Who are Christian missionaries? They are people who further the message of salvation through Jesus Christ or carry out parallel work such as in medicine or education. One missionary we know aptly stated that the role of missions is to “establish a beachhead” before broader evangelism occurs. Missionaries often leave their homes, sometimes permanently, and travel with their families to harsh environments and risky parts of the world to carry out such work. Usually working more for the sake of their higher calling, they make relatively little money, live in simple housing, and drive simple cars, all while facing opposition and working very, very hard. In sum, Christian missionaries are selfless individuals willing to forsake all for God’s purposes. The problem is that despite their gallantry for the sake of God and others, missionaries are susceptible to human limitations just like the rest of us. Christian missionaries are people. Special people to be sure, but still people.
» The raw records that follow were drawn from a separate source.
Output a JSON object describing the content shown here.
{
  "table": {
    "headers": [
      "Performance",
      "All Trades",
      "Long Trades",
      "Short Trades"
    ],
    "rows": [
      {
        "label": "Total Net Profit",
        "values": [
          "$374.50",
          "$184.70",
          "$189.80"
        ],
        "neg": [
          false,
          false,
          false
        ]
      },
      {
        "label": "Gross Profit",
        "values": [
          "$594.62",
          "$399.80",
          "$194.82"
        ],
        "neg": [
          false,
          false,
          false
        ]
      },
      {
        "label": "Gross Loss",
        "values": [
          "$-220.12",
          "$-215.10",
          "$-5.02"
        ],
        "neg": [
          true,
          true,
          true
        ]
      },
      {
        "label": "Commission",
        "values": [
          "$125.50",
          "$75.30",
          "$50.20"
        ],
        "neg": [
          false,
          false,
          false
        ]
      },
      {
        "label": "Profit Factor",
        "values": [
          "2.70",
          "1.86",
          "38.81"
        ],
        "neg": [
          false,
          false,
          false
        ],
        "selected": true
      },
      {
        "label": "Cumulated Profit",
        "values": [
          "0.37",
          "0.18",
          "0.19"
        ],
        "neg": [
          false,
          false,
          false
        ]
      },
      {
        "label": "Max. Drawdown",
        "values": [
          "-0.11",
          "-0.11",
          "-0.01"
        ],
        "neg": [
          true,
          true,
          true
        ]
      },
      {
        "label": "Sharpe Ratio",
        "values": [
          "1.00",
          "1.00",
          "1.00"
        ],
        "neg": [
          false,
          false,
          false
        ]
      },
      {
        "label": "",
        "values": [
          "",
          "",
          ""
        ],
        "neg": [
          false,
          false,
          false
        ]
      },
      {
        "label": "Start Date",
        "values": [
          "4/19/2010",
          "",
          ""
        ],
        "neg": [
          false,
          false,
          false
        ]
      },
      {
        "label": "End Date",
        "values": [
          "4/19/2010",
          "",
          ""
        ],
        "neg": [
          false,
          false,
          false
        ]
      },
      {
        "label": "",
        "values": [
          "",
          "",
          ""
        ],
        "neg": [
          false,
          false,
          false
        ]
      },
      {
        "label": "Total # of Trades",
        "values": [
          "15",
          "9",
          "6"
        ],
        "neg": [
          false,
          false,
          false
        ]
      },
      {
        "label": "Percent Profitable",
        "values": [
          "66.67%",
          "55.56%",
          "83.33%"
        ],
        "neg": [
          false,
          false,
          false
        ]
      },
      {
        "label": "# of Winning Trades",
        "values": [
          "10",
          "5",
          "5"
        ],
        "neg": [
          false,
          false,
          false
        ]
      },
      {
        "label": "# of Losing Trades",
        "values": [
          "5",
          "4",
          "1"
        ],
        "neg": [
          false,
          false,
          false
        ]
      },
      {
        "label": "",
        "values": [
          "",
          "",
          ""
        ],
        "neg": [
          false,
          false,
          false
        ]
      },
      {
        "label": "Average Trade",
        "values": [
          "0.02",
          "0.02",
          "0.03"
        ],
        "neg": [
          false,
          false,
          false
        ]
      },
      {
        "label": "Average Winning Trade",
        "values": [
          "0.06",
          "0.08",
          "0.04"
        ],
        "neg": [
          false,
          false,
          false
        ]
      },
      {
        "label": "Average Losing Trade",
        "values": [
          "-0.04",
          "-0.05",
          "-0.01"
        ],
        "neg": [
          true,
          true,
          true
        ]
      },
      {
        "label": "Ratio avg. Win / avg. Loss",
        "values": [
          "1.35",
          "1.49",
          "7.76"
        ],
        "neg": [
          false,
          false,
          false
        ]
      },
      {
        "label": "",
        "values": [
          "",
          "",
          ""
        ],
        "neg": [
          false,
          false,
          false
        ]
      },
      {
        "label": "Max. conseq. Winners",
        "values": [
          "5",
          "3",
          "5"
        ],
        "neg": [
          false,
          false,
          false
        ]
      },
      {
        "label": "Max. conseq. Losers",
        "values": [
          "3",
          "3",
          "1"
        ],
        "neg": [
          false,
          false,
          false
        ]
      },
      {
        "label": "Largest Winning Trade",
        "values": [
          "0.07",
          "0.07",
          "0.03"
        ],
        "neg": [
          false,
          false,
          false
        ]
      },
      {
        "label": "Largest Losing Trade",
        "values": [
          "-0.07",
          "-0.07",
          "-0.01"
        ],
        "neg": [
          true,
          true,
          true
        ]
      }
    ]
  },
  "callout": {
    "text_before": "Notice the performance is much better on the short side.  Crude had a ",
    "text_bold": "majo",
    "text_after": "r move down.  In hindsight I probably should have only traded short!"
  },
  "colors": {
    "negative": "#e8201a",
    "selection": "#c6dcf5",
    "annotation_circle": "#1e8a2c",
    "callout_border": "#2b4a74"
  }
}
According to The Traveling Team (cited by “About Missions”), there are 140,000 full-time protestant missionaries in the world. About half of these missionaries are American. Mission organizations, researchers, and missionaries alike indicate common difficulties for those “out there” on the mission field. For example, missionary Jack Voelkel says missionaries face many hardships in the field, including: family and marital problems, loneliness, discouragement in results, financial strain, limited schooling options for children, and low security. According to Mission to the World, missionaries face several common cross-cultural stresses, including various situational difficulties, daily hassles we don’t deal with here at home, missing out on family life events back home, witnessing recurring traumatic events in foreign countries, and personality clashes. Further, Doulos Partners states, “Stress manifests itself in many forms, and it is an unfortunate truth that overseas mission work offers the perfect number of conditions for stress to grow and thrive.”
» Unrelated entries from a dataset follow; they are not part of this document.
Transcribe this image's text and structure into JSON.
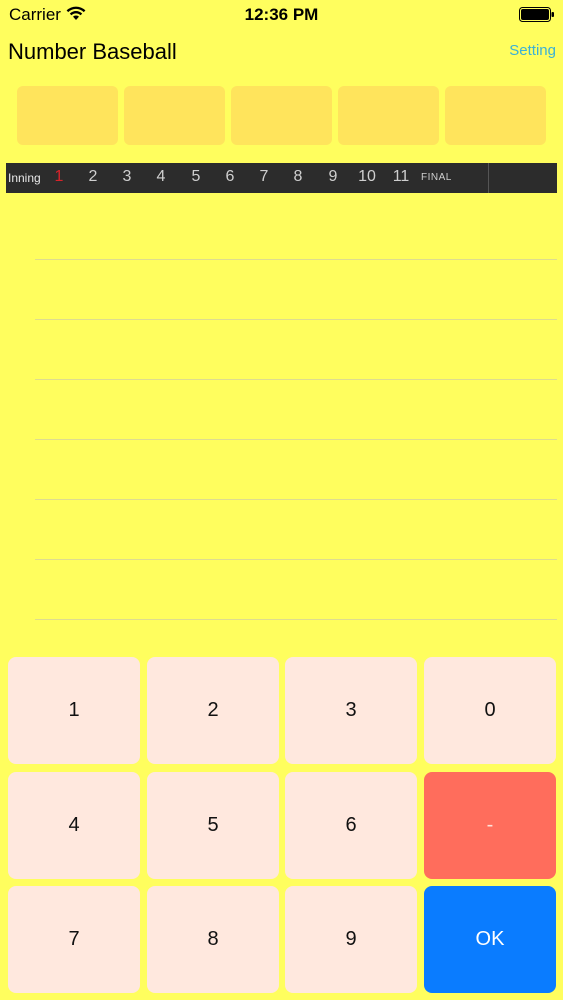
{
  "status_bar": {
    "carrier": "Carrier",
    "time": "12:36 PM"
  },
  "nav": {
    "title": "Number Baseball",
    "setting_label": "Setting"
  },
  "slots_count": 5,
  "inning_bar": {
    "label": "Inning",
    "innings": [
      "1",
      "2",
      "3",
      "4",
      "5",
      "6",
      "7",
      "8",
      "9",
      "10",
      "11"
    ],
    "current_index": 0,
    "final_label": "FINAL",
    "current_color": "#d8232a"
  },
  "keypad": {
    "keys": [
      {
        "label": "1",
        "name": "key-1"
      },
      {
        "label": "2",
        "name": "key-2"
      },
      {
        "label": "3",
        "name": "key-3"
      },
      {
        "label": "0",
        "name": "key-0"
      },
      {
        "label": "4",
        "name": "key-4"
      },
      {
        "label": "5",
        "name": "key-5"
      },
      {
        "label": "6",
        "name": "key-6"
      },
      {
        "label": "-",
        "name": "key-delete"
      },
      {
        "label": "7",
        "name": "key-7"
      },
      {
        "label": "8",
        "name": "key-8"
      },
      {
        "label": "9",
        "name": "key-9"
      },
      {
        "label": "OK",
        "name": "key-ok"
      }
    ]
  },
  "colors": {
    "background": "#fffe5e",
    "slot": "#ffe45c",
    "key": "#ffe8de",
    "delete_key": "#ff6d5c",
    "ok_key": "#0a7cff",
    "setting_link": "#3cb1d6"
  }
}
This stress has consequences. In her article about missionary burnout, missionary coach and writer Sarita Hartz states, “Eighty percent of missionaries burn out and don’t finish their term. Forty-six percent of missionaries have been diagnosed with a psychological issue, and of those eighty-seven percent are diagnosed with depression.” She emphasizes that stress is a very real problem for missionaries. Not unlike other highly motivated, service-oriented professions, Christian missionaries can overwork themselves. They can get tired and lose sleep. They can face financial strain. They can struggle in personal relationships, including their marriages. They can get lonely. They can get frustrated over lack of training or resources. They can get discouraged and depressed. They can even face all of these simultaneously, while alone and in a distant country. Stress and trauma on the mission field is very real. Despite the trials and risks, there are countless amazing stories of missionary heroes. Here is one man’s story:
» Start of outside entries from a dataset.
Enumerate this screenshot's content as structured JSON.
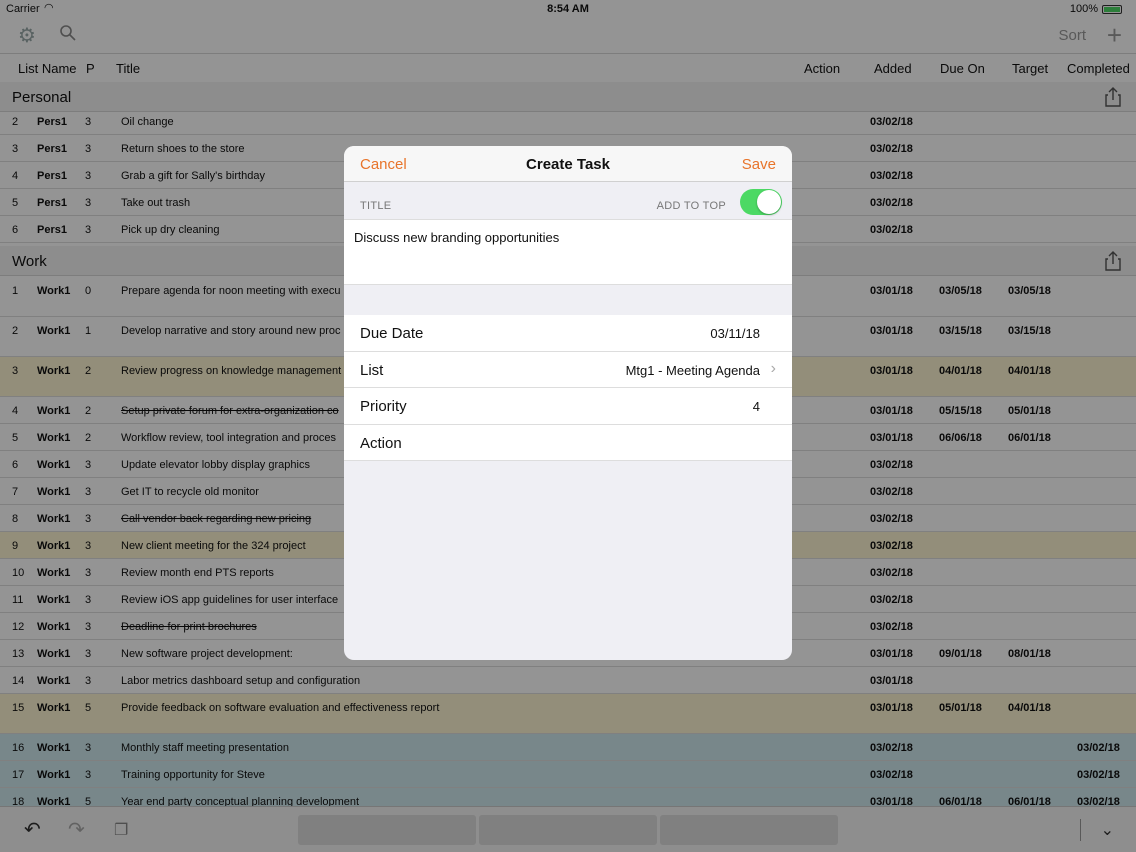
{
  "status": {
    "carrier": "Carrier",
    "time": "8:54 AM",
    "battery": "100%",
    "battery_level": 1.0
  },
  "toolbar": {
    "sort_label": "Sort"
  },
  "columns": {
    "list": "List Name",
    "p": "P",
    "title": "Title",
    "action": "Action",
    "added": "Added",
    "due": "Due On",
    "target": "Target",
    "completed": "Completed"
  },
  "sections": {
    "personal": "Personal",
    "work": "Work"
  },
  "rows": [
    {
      "n": "2",
      "list": "Pers1",
      "p": "3",
      "title": "Oil change",
      "added": "03/02/18",
      "due": "",
      "target": "",
      "done": ""
    },
    {
      "n": "3",
      "list": "Pers1",
      "p": "3",
      "title": "Return shoes to the store",
      "added": "03/02/18",
      "due": "",
      "target": "",
      "done": ""
    },
    {
      "n": "4",
      "list": "Pers1",
      "p": "3",
      "title": "Grab a gift for Sally's birthday",
      "added": "03/02/18",
      "due": "",
      "target": "",
      "done": ""
    },
    {
      "n": "5",
      "list": "Pers1",
      "p": "3",
      "title": "Take out trash",
      "added": "03/02/18",
      "due": "",
      "target": "",
      "done": ""
    },
    {
      "n": "6",
      "list": "Pers1",
      "p": "3",
      "title": "Pick up dry cleaning",
      "added": "03/02/18",
      "due": "",
      "target": "",
      "done": ""
    },
    {
      "n": "1",
      "list": "Work1",
      "p": "0",
      "title": "Prepare agenda for noon meeting with execu",
      "added": "03/01/18",
      "due": "03/05/18",
      "target": "03/05/18",
      "done": ""
    },
    {
      "n": "2",
      "list": "Work1",
      "p": "1",
      "title": "Develop narrative and story around new proc",
      "added": "03/01/18",
      "due": "03/15/18",
      "target": "03/15/18",
      "done": ""
    },
    {
      "n": "3",
      "list": "Work1",
      "p": "2",
      "title": "Review progress on knowledge management",
      "added": "03/01/18",
      "due": "04/01/18",
      "target": "04/01/18",
      "done": ""
    },
    {
      "n": "4",
      "list": "Work1",
      "p": "2",
      "title": "Setup private forum for extra-organization co",
      "added": "03/01/18",
      "due": "05/15/18",
      "target": "05/01/18",
      "done": ""
    },
    {
      "n": "5",
      "list": "Work1",
      "p": "2",
      "title": "Workflow review, tool integration and proces",
      "added": "03/01/18",
      "due": "06/06/18",
      "target": "06/01/18",
      "done": ""
    },
    {
      "n": "6",
      "list": "Work1",
      "p": "3",
      "title": "Update elevator lobby display graphics",
      "added": "03/02/18",
      "due": "",
      "target": "",
      "done": ""
    },
    {
      "n": "7",
      "list": "Work1",
      "p": "3",
      "title": "Get IT to recycle old monitor",
      "added": "03/02/18",
      "due": "",
      "target": "",
      "done": ""
    },
    {
      "n": "8",
      "list": "Work1",
      "p": "3",
      "title": "Call vendor back regarding new pricing",
      "added": "03/02/18",
      "due": "",
      "target": "",
      "done": ""
    },
    {
      "n": "9",
      "list": "Work1",
      "p": "3",
      "title": "New client meeting for the 324 project",
      "added": "03/02/18",
      "due": "",
      "target": "",
      "done": ""
    },
    {
      "n": "10",
      "list": "Work1",
      "p": "3",
      "title": "Review month end PTS reports",
      "added": "03/02/18",
      "due": "",
      "target": "",
      "done": ""
    },
    {
      "n": "11",
      "list": "Work1",
      "p": "3",
      "title": "Review iOS app guidelines for user interface",
      "added": "03/02/18",
      "due": "",
      "target": "",
      "done": ""
    },
    {
      "n": "12",
      "list": "Work1",
      "p": "3",
      "title": "Deadline for print brochures",
      "added": "03/02/18",
      "due": "",
      "target": "",
      "done": ""
    },
    {
      "n": "13",
      "list": "Work1",
      "p": "3",
      "title": "New software project development:",
      "added": "03/01/18",
      "due": "09/01/18",
      "target": "08/01/18",
      "done": ""
    },
    {
      "n": "14",
      "list": "Work1",
      "p": "3",
      "title": "Labor metrics dashboard setup and configuration",
      "added": "03/01/18",
      "due": "",
      "target": "",
      "done": ""
    },
    {
      "n": "15",
      "list": "Work1",
      "p": "5",
      "title": "Provide feedback on software evaluation and effectiveness report",
      "added": "03/01/18",
      "due": "05/01/18",
      "target": "04/01/18",
      "done": ""
    },
    {
      "n": "16",
      "list": "Work1",
      "p": "3",
      "title": "Monthly staff meeting presentation",
      "added": "03/02/18",
      "due": "",
      "target": "",
      "done": "03/02/18"
    },
    {
      "n": "17",
      "list": "Work1",
      "p": "3",
      "title": "Training opportunity for Steve",
      "added": "03/02/18",
      "due": "",
      "target": "",
      "done": "03/02/18"
    },
    {
      "n": "18",
      "list": "Work1",
      "p": "5",
      "title": "Year end party conceptual planning development",
      "added": "03/01/18",
      "due": "06/01/18",
      "target": "06/01/18",
      "done": "03/02/18"
    }
  ],
  "modal": {
    "cancel": "Cancel",
    "title": "Create Task",
    "save": "Save",
    "title_label": "TITLE",
    "add_to_top": "ADD TO TOP",
    "task_title": "Discuss new branding opportunities",
    "due_label": "Due Date",
    "due_value": "03/11/18",
    "list_label": "List",
    "list_value": "Mtg1 - Meeting Agenda",
    "priority_label": "Priority",
    "priority_value": "4",
    "action_label": "Action"
  }
}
Living in a family of great affluence in the early 1900s, it seemed odd to many that William “Bill” Borden would “leave it all” to become a missionary—preaching the Gospel in some distant land. One newspaper headline read, “Young Millionaire Renounces World to Be Missionary.” But convinced of the reality of God and the value of Scripture’s message of love and hope, Bill committed in his teens to live a life telling others who Jesus was and what He had done for them. And so he prepared by studying at Princeton and Yale, refining his personal character, and laying aside worldly possessions and affairs of this life. Bill Borden, however, is not known to us for the impact he made on the mission field, the novel evangelizing methods he used, or the austere life he lived in a remote village. Instead, we marvel at his remarkable character and service before reaching the mission field, as well as the short but significant phrases he is said to have penned in his Bible. You see, William Borden never reached the mission field. He died in Egypt, where he was learning Arabic and Muslim culture en route to his assignment in remote interior China. He was only 25 years old. He left a wonderful legacy for the world. He gave us an example of personal character and service. He showed us how God can use someone—even a young person—to reach others in great need or to lead a campus revival. And, we are told that in his Bible Bill Borden left a legacy for all of us on how to be stewards of the lives God has given us. First, at one point in his preparation, when considering what he was leaving behind, he wrote, “No reserves.” All of his time, talent, and treasure were committed to the Lord and His kingdom. Later, he contemplated successful options in business or athletics (a personal love of his) instead of being a missionary. His answer? “No retreats.” There would be no going back now. Then, nearing death with cerebral meningitis in Egypt, looking back on his life he penned, “No regrets.” Borden gave all for the Lord. He set aside the trappings of this world. He worked hard at preparation. He took risks. In doing so, William Borden gave all of us a model to live by: no reserves, no retreats, no regrets.
In order to be successful in the mission field, missionaries have to adopt a “no reserves, no retreats, no regrets,” mentality. Such commitment, though, deserves any support we can give them. With billions of unreached, unevangelized, and disbelieving people across the globe, the task remains to “establish a beachhead” wherever opportunities open. Along the way, we need to take care of our missionaries and their families. They need us and deserve our help. Through its developing Life Ranches, Forward Free seeks to mitigate and prevent the secondary consequences of trauma and stress experienced by Christian missionaries and others, including disabled and wounded veterans, first responders, Gold Star families, foster families, widows, and more. We do this through awareness, advocacy and compassionate service. Join us!